* _Problem description_: The lines to return are those below that contain the word "title".

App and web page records
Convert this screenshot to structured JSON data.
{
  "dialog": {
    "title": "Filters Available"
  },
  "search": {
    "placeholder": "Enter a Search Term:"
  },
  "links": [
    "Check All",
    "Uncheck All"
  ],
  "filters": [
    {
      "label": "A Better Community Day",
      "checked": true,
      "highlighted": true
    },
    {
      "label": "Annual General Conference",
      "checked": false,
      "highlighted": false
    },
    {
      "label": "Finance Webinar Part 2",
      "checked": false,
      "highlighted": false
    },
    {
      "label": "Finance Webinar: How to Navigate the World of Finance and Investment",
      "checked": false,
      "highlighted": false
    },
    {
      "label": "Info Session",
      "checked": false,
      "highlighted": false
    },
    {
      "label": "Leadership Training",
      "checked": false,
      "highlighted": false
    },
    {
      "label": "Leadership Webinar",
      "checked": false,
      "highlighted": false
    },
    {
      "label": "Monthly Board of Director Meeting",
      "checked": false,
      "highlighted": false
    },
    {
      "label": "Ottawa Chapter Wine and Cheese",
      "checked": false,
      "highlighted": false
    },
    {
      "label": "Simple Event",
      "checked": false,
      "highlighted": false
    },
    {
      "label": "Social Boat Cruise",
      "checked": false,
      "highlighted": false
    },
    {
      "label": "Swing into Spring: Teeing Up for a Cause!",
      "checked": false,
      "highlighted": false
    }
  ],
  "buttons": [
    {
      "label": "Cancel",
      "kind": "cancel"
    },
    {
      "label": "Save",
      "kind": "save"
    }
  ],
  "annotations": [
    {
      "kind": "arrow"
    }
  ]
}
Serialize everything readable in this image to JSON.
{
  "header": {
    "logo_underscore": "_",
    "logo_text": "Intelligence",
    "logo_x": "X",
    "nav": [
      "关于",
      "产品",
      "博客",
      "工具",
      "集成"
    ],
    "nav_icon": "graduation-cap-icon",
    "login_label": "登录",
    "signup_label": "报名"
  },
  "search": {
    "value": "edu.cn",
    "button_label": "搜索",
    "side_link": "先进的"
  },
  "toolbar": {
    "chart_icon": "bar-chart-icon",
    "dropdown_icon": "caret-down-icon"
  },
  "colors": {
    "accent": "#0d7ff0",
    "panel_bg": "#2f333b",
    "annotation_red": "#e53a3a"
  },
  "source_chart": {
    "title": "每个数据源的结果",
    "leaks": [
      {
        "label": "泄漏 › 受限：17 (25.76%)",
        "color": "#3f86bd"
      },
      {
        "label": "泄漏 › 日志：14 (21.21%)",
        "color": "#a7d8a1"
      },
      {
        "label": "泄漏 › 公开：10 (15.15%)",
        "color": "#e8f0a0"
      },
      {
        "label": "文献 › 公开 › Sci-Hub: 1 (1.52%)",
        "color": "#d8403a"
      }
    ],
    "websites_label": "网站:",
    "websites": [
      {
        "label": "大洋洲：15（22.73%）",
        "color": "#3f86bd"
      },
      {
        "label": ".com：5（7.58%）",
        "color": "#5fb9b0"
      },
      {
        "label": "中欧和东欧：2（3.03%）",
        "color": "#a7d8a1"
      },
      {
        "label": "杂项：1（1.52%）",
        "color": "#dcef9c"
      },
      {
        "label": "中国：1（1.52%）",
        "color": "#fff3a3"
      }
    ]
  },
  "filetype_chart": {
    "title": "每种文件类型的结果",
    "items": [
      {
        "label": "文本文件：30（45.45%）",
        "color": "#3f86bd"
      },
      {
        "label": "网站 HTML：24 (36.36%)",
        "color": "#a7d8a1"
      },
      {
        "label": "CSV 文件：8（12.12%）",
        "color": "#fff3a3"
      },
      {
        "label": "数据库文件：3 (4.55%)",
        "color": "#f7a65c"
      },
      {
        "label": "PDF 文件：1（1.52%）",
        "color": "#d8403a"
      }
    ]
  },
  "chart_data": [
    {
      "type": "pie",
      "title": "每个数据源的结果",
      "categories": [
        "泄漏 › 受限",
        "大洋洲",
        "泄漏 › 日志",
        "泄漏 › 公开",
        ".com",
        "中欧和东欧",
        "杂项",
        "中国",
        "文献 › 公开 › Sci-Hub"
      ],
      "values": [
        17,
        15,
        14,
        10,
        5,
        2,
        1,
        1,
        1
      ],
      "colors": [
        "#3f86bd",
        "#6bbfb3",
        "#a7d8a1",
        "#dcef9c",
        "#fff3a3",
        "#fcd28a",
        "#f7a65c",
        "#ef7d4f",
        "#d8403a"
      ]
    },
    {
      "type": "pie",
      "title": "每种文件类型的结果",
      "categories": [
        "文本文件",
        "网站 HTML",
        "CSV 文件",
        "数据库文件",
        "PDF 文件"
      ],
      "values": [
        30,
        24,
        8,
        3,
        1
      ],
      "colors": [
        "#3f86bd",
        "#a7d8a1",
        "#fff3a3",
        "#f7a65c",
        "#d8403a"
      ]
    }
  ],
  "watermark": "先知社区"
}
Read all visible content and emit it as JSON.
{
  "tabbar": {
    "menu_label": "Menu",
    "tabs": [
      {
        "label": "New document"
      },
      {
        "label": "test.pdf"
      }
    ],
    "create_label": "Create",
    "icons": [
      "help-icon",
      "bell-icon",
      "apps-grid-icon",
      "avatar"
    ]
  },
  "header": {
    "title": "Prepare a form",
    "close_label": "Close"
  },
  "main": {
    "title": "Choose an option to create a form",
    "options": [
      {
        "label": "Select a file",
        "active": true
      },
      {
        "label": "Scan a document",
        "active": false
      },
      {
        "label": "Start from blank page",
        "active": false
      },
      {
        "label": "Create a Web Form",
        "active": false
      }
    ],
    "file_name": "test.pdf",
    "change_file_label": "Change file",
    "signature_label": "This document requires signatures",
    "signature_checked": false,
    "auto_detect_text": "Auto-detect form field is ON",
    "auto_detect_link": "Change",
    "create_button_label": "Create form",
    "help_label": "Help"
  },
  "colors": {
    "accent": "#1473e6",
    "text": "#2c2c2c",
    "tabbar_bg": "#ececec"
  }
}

* _Task result_:
    "title": "Filters Available"
    "title": "每个数据源的结果",
    "title": "每种文件类型的结果",
      "title": "每个数据源的结果",
      "title": "每种文件类型的结果",
    "title": "Prepare a form",
    "title": "Choose an option to create a form",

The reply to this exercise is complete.